Architect Bjarke Ingels has designed student housing in shipping containers moored on a barge off Copenhagen. Danish design startup Urban Rigger enlisted Ingels of the Bjarke Ingels Group (BIG), designers of Vancouver House, to devise student housing that is comfortable, sustainable and affordable. By stacking containers in two staggered triangles, the designers create an open-air courtyard in the centre and use the tops of the second level for a deck, a solar array and a small lawn. Urban Rigger hopes to apply the model worldwide. (Fortune

Vancouver is also looking for creative housing solutions. Frances Bula reports that Vancouver's housing crisis is prompting the city’s housing planners to rethink its low-cost housing strategy. Planners want ideas from the public and are looking at suggestions for how to help nonprofit groups build more in the city and for new strategies to protect renters. The city is organizing a week-long conference with speakers from around the world October 24-29, including experts from Europe, Australia and the United States. (The Globe and Mail

Six-square-metre flats sell out in Shenzhen, China. And then they don't—authorities have invalidated the sale after an online uproar when local media reported that 11 mini studio apartments, with floor areas ranging from 5.73 and 7.48 square metres, sold out in half a day on Saturday. Shenzhen has seen the fastest growth in residential property prices worldwide. Residential units in China must be at least 22 square metres (236 square feet) in size, but there are no restrictions in Hong Kong, where flats as small as 163 square feet have been selling quickly. (South China Morning Post

Will stock market volatility increase Chinese overseas property investment? Juwai, China’s largest overseas real estate firm, surveyed mainland Chinese agents and international real estate agents to determine buyer sentiment after the Shanghai Stock Exchange experienced volatility in early 2016. On average, 55 per cent of the agents believed stock market volatility will increase foreign property buying from China, primarily to diversify holdings. (Better Dwelling

Canada has released new draft capital requirements for federally regulated mortgage insurers to better reflect growing risks in the country’s housing markets.
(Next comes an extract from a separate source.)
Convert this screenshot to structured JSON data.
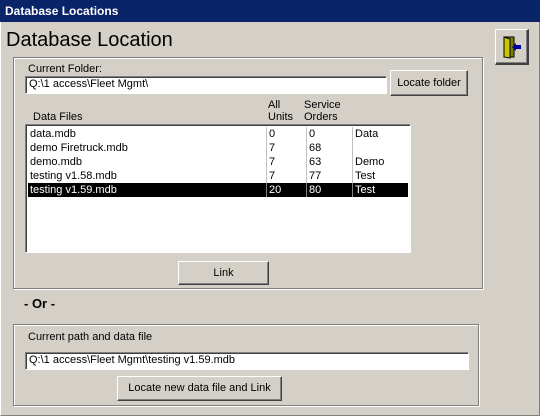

The Office of the Superintendent of Financial Institutions said Friday the new requirements, which take effect January 1, are aimed at allowing insurers to better withstand “severe but plausible losses.” The new measures include provisions that trigger supplementary capital requirements for regions with high home prices relative to incomes. (Bloomberg